    * great for veggie burgers with a variety of vegetables and hempseed

  6. Anna Carter says:

    I use my crock pot to cook quinoa with a variety of other grains like amaranth, sorghum, millet or teff, along with rolled oats; along with a generous scoop of raw coconut oil, then flavor with ginger and cinnamon, craisins and raisins. When it’s cooled enough I stir yogurt into it, then put it in small containers. Breakfast for a week!

  7. BK says:

    How do we store quinoa? does it need refrigeration?
    I have 2 bags which was bought 2 years ago kept in a pantry (not warm condition). Is it still possible to consume or should I toss it out?
    Thanks

  8. Marie says:

    I like quinoa! It is so good for you! I needed this reminder about its many benefits.
    Thanks for this delicious looking recipe, Rosalee!
    Marie

  9. A. says:

    I used up the last of my quinoa to make this tonight, and more’s the pity, as it seems like I might not have any leftovers once I’m through with it! I donated blood yesterday, and since then I’ve felt more fatigued than I remember experiencing after previous donations. I thought of all the nutrients in this dish, and figured it might be the perfect thing to help my body recover. I made a few changes based on what I had (or didn’t have) in my pantry, as well as added a heaping helping of fresh herbs at the end, and it’s delicious! Next time I pick up quinoa, this will definitely be on the menu.

Comments are closed.

The TWO key ingredients for learning about herbs are…

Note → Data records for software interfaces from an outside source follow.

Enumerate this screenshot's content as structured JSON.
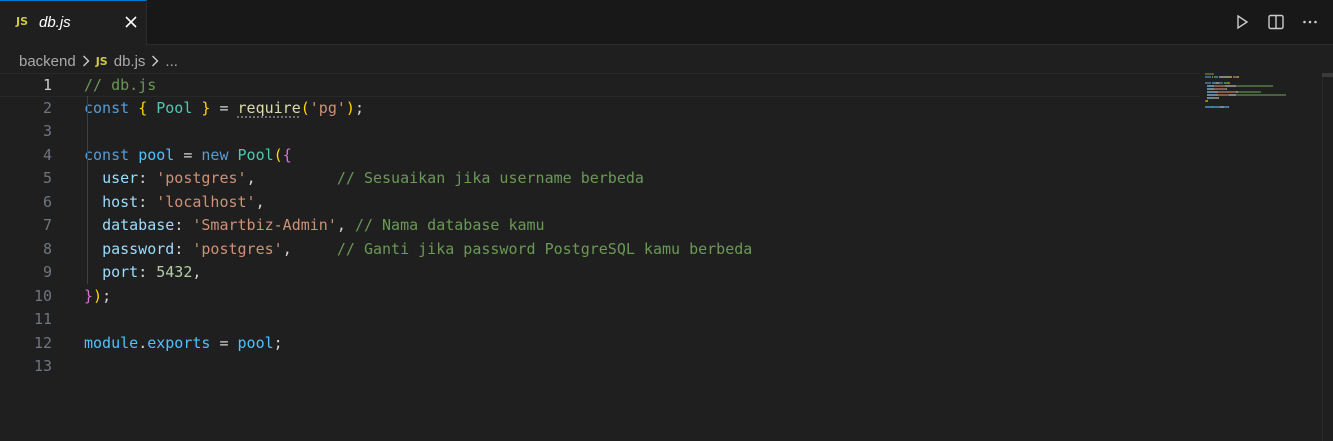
{
  "tab": {
    "badge": "JS",
    "title": "db.js"
  },
  "breadcrumb": {
    "folder": "backend",
    "badge": "JS",
    "file": "db.js",
    "more": "..."
  },
  "editor": {
    "lines": [
      {
        "num": "1",
        "tokens": [
          {
            "t": "// db.js",
            "c": "c-cm"
          }
        ]
      },
      {
        "num": "2",
        "tokens": [
          {
            "t": "const",
            "c": "c-kw"
          },
          {
            "t": " ",
            "c": ""
          },
          {
            "t": "{",
            "c": "c-b1"
          },
          {
            "t": " ",
            "c": ""
          },
          {
            "t": "Pool",
            "c": "c-ty"
          },
          {
            "t": " ",
            "c": ""
          },
          {
            "t": "}",
            "c": "c-b1"
          },
          {
            "t": " = ",
            "c": "c-op"
          },
          {
            "t": "require",
            "c": "c-fn squiggle"
          },
          {
            "t": "(",
            "c": "c-b1"
          },
          {
            "t": "'pg'",
            "c": "c-st"
          },
          {
            "t": ")",
            "c": "c-b1"
          },
          {
            "t": ";",
            "c": "c-op"
          }
        ]
      },
      {
        "num": "3",
        "tokens": []
      },
      {
        "num": "4",
        "tokens": [
          {
            "t": "const",
            "c": "c-kw"
          },
          {
            "t": " ",
            "c": ""
          },
          {
            "t": "pool",
            "c": "c-vr"
          },
          {
            "t": " = ",
            "c": "c-op"
          },
          {
            "t": "new",
            "c": "c-kw"
          },
          {
            "t": " ",
            "c": ""
          },
          {
            "t": "Pool",
            "c": "c-ty"
          },
          {
            "t": "(",
            "c": "c-b1"
          },
          {
            "t": "{",
            "c": "c-b2"
          }
        ]
      },
      {
        "num": "5",
        "tokens": [
          {
            "t": "  ",
            "c": ""
          },
          {
            "t": "user",
            "c": "c-pr"
          },
          {
            "t": ": ",
            "c": "c-op"
          },
          {
            "t": "'postgres'",
            "c": "c-st"
          },
          {
            "t": ",         ",
            "c": "c-op"
          },
          {
            "t": "// Sesuaikan jika username berbeda",
            "c": "c-cm"
          }
        ]
      },
      {
        "num": "6",
        "tokens": [
          {
            "t": "  ",
            "c": ""
          },
          {
            "t": "host",
            "c": "c-pr"
          },
          {
            "t": ": ",
            "c": "c-op"
          },
          {
            "t": "'localhost'",
            "c": "c-st"
          },
          {
            "t": ",",
            "c": "c-op"
          }
        ]
      },
      {
        "num": "7",
        "tokens": [
          {
            "t": "  ",
            "c": ""
          },
          {
            "t": "database",
            "c": "c-pr"
          },
          {
            "t": ": ",
            "c": "c-op"
          },
          {
            "t": "'Smartbiz-Admin'",
            "c": "c-st"
          },
          {
            "t": ", ",
            "c": "c-op"
          },
          {
            "t": "// Nama database kamu",
            "c": "c-cm"
          }
        ]
      },
      {
        "num": "8",
        "tokens": [
          {
            "t": "  ",
            "c": ""
          },
          {
            "t": "password",
            "c": "c-pr"
          },
          {
            "t": ": ",
            "c": "c-op"
          },
          {
            "t": "'postgres'",
            "c": "c-st"
          },
          {
            "t": ",     ",
            "c": "c-op"
          },
          {
            "t": "// Ganti jika password PostgreSQL kamu berbeda",
            "c": "c-cm"
          }
        ]
      },
      {
        "num": "9",
        "tokens": [
          {
            "t": "  ",
            "c": ""
          },
          {
            "t": "port",
            "c": "c-pr"
          },
          {
            "t": ": ",
            "c": "c-op"
          },
          {
            "t": "5432",
            "c": "c-nu"
          },
          {
            "t": ",",
            "c": "c-op"
          }
        ]
      },
      {
        "num": "10",
        "tokens": [
          {
            "t": "}",
            "c": "c-b2"
          },
          {
            "t": ")",
            "c": "c-b1"
          },
          {
            "t": ";",
            "c": "c-op"
          }
        ]
      },
      {
        "num": "11",
        "tokens": []
      },
      {
        "num": "12",
        "tokens": [
          {
            "t": "module",
            "c": "c-vr"
          },
          {
            "t": ".",
            "c": "c-op"
          },
          {
            "t": "exports",
            "c": "c-vr"
          },
          {
            "t": " = ",
            "c": "c-op"
          },
          {
            "t": "pool",
            "c": "c-vr"
          },
          {
            "t": ";",
            "c": "c-op"
          }
        ]
      },
      {
        "num": "13",
        "tokens": []
      }
    ],
    "active_line": "1"
  },
  "colors": {
    "comment": "#6a9955",
    "keyword": "#569cd6",
    "type": "#4ec9b0",
    "function": "#dcdcaa",
    "string": "#ce9178",
    "number": "#b5cea8",
    "property": "#9cdcfe",
    "variable": "#4fc1ff",
    "accent": "#0078d4"
  },
  "icons": {
    "close": "close-icon",
    "run": "play-icon",
    "split": "split-editor-icon",
    "more": "more-actions-icon",
    "chevron": "chevron-right-icon"
  }
}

Experiences that inspire + a great learning community

Join the LearningHerbs community for free recipes, remedies, webinars and more…